University of Udine
Interdepartmental Centre for Research in Education (CIRD)
Physics Department
Home
Organization
1.

Scientific programme

2. A seminar, not a conference
3. The programme
4. Participants
5. A working definition of the seminar
6. Outcomes
7. Application and contributions
8. Logistics
9. Travel
10. Conference fees
11. Payments
12. Deadlines
13. General information
14. Abstracts of the contributions
15. Contribute for the round tables
16. Forum
17. Arrivo a Udine - Welcome, registration, opening session
18. Proceedings
 

1. SCIENTIFIC PROGRAMME

1.1 The aims of the Seminar

  • The Seminar aims to bring together those who are involved with the training of teachers to teach physics throughout the school age range in order that participants will be able to share ideas concerned with ‘how to teach student teachers to teach physics in schools’.
  • It will focus on what teacher trainers can do with their students in preparing them for work in school, but it will also consider the means, practices, resources and support that encourage and enable physics teachers to achieve, maintain and enhance good quality teaching throughout their professional lives.
  • The Seminar hopes to bring together teacher trainers, scientists from universities and industry, researchers in education and school teachers united in a common aim to improve the quality of physics education.

1.2 Why is the seminar necessary at this time?

  • The many factors that make the seminar timely include:
  • A new emphasis on the professionalism of teachers that requires a complex interaction of subject knowledge with technical, pedagogical, social, administrative and organisational skills.
  • The challenge, in many countries, to recruit and retain in the profession enough high quality physics teachers, at a time when physics graduates have a wide choice of careers available to them.
  • The educational demands of a scientific and technologically based society where few citizens understand science well enough to take part in scientific debate on issues of direct concern, and many public figures are proud of the fact that they are not scientifically literate.
  • The need for teachers to improve their approach to teaching physics so that recent and relevant scientific knowledge is taught to students in a highly motivating way.

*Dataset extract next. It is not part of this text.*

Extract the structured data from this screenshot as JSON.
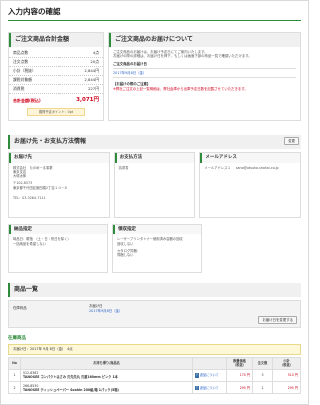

Abstract physics must give way to physics in context for most, whilst at the same time preparing others for higher education in physics which may be of an abstract aproach. Tools and methods must be offered to students rather than answers to questions which have not been asked.
  • The need for physics/science education -o begin at kindergarten and continue throughout schooling. Young students have an enthusiasm for scientific investigation and this needs to be nurtured early and encouraged for all students. Good physics/science education is essential for those who teach our youngest children as it is known that many future scientists have already decided to study science before they leave primary school.
  • The likelihood that the mission, organisation and cooperation of Institutions (Universities - Physics and Education Departments - and Teacher Training Colleges) may need to change. There is more to teacher training, and training for other professions too, than subject knowledge!
  • There exists of a vast amount of research on teaching and learning that should be properly utilised in meeting the needs of the trainee teacher.
  • The interation of teacher training institutions and schools in the training of teachers